Just a few days later he was found dead in his bedroom after a night out with friends.

Ms Beck said his suicide might have been prevented if he been taught positive coping skills at schools.

She said: “There needs to be more about encouraging difference and uniqueness in school because everyone is different, but there is a pressure to conform and difference isn’t tolerated.

“But when Conor’s depression hit him he didn’t know how to help himself because he had never been taught how to help himself.

“We were trying to advise him, but he was in a place where he couldn’t hear us or do anything about it whereas if there was something he had learnt at school that he could have turned to as second nature that would have helped.

“We go though life and all its ups and downs and you find ways of coping that aren’t always good. He drank and played computer games all night which wasn’t good for his mental health.”

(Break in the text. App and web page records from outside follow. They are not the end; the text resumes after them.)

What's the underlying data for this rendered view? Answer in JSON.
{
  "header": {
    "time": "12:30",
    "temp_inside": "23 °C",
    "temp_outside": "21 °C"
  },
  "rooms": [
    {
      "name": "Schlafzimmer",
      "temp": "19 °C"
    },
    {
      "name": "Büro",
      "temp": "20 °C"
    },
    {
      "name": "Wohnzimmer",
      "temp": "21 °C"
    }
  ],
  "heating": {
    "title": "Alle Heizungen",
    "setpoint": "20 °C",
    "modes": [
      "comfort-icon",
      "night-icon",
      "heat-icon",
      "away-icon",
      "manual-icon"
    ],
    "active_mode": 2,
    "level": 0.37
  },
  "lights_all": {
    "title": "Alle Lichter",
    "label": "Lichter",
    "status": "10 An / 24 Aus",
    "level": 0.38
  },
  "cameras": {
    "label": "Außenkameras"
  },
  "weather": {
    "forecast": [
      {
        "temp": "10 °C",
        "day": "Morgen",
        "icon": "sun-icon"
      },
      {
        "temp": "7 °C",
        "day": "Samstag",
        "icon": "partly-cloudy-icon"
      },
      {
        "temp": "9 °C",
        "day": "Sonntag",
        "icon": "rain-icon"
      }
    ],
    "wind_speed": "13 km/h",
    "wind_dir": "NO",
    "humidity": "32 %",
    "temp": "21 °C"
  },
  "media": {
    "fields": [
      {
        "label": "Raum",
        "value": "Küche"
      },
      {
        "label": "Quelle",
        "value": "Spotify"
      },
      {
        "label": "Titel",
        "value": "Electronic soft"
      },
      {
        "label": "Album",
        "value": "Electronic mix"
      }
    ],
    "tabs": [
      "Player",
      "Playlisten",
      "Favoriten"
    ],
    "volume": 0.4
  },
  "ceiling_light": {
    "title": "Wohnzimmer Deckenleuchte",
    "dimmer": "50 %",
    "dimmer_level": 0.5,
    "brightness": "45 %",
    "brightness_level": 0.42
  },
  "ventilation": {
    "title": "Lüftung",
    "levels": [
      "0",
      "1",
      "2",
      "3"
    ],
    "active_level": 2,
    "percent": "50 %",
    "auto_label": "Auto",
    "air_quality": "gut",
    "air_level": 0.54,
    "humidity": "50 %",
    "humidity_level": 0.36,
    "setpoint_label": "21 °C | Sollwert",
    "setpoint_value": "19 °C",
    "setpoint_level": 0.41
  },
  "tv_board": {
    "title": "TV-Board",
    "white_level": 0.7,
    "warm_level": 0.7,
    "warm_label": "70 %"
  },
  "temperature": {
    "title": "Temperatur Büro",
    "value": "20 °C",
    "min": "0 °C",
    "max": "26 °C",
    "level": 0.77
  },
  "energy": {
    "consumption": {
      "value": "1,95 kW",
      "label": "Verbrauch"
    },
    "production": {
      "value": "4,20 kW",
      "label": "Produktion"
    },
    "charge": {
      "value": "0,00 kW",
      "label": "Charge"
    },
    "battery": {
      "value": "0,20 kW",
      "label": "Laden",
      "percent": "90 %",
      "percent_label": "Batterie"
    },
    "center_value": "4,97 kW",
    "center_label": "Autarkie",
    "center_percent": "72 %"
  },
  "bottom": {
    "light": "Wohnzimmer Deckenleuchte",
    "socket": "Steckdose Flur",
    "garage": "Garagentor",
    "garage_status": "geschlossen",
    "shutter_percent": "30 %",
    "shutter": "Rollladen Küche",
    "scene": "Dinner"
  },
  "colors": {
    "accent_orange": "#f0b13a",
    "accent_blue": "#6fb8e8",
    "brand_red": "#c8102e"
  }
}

Ms Beck said the Scottish Government’s review of Personal and Social Education was welcome, but recent policy announcements didn’t go far enough.

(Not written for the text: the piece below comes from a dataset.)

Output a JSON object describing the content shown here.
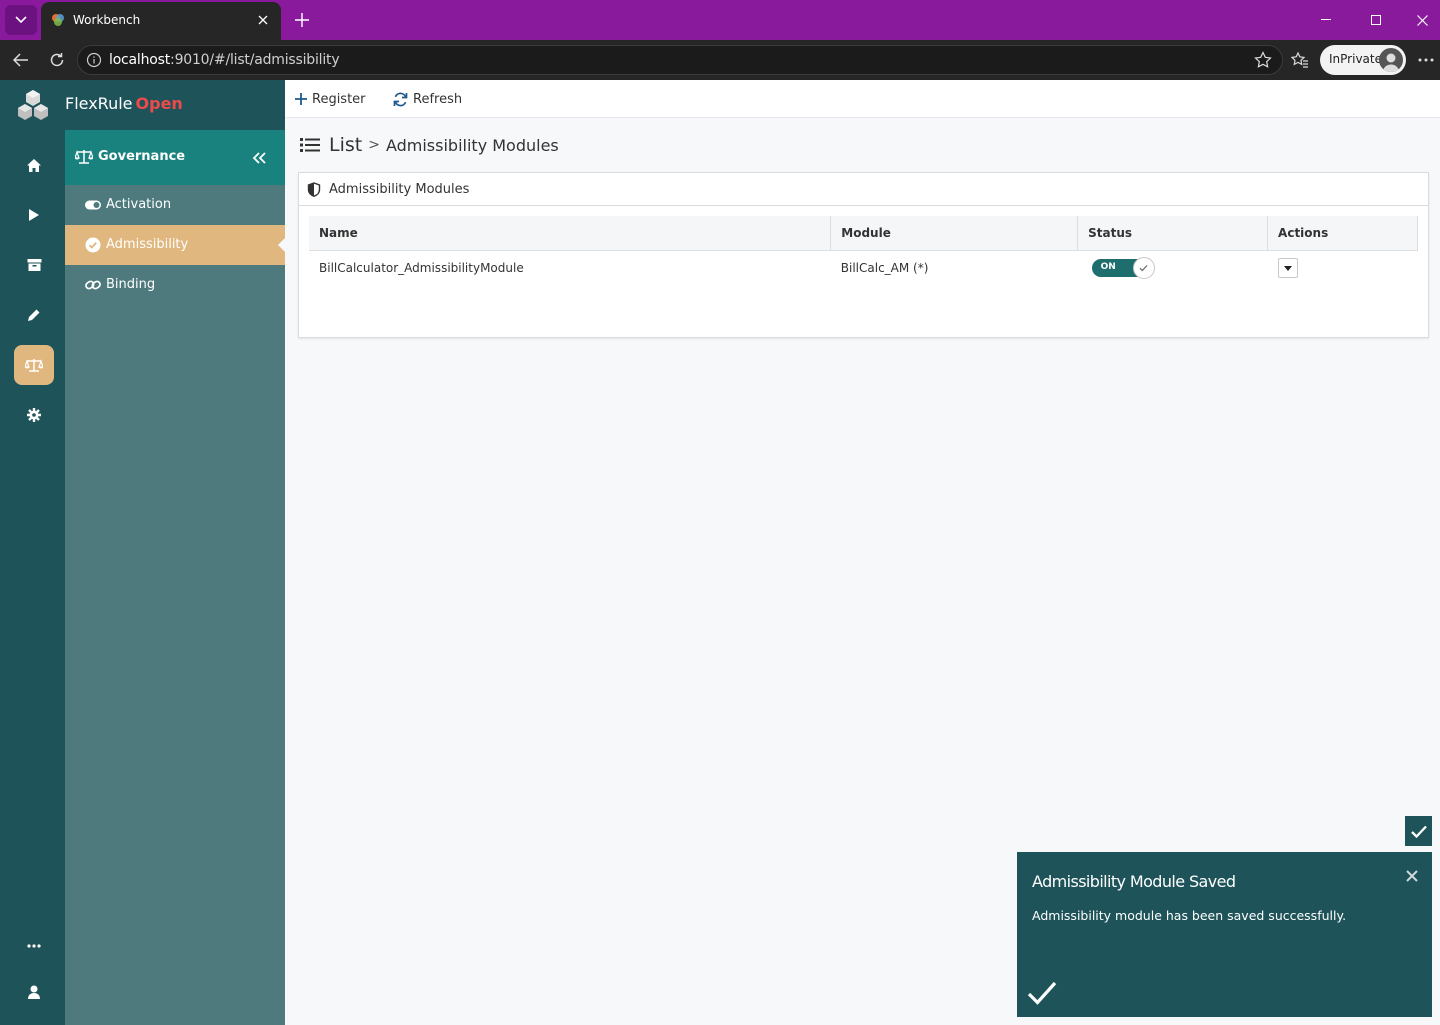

Following the review, First Minister Nicola Sturgeon unveiled £60 million to help improve pupils’ mental health and ensure every secondary school had counselling services.

Ms Sturgeon also said the £60m would fund an extra 250 school nurses to be in place by 2022.

The government also says it will ensure that, by the end of 2020, every local authority will be offered training for teachers in mental health first aid.

The government said this would provide a response to mild and moderate emotional and mental health difficulties experienced by young people in the form of local help “that is available immediately”.

However, Ms Beck said the strategy still didn’t do enough to recognises the importance of preventing issues of mental health from developing.

She said: “They say they want it to be a priority, but it is reaction rather than prevention. Having more school counsellors is fabulous, but it won’t stop the problems from starting in the first place.”

One school that has adopted a proactive approach to dealing with issues of mental health is St Andrew’s Secondary School, in Glasgow’s east end.

The school teaches a programme called Stress Control, a research-led course developed by consultant clinical psychologist Dr Jim White which offers techniques to cope with anxiety, depression, anger, low self-confidence and poor self-esteem.

The eight week block of lessons taught by Lucy Gallacher, principal teacher of pupil support, include deep breathing exercises to lessen feelings of anxiety and mind techniques to eradicate stressful thoughts.

She said: “Initially pupils find this unusual because it is not the kind of content they are used to in the curriculum, but once they get used to it pupils say they feel the benefits.

“We have had a decrease in pupils coming to the pupil support department citing anxiety and stress and they seem to be managing things a lot better themselves. The number of referrals to in-school counselling services have also reduced.”

Ms Gallacher said the programme was introduced to help pupils cope with exam stress, but the focus was also on more general pressures a young person may experience later on in life.

She added: “These techniques can be used throughout life. This has been an approach based on being proactive rather than reactive and we are giving pupils the techniques to cope throughout their lives.”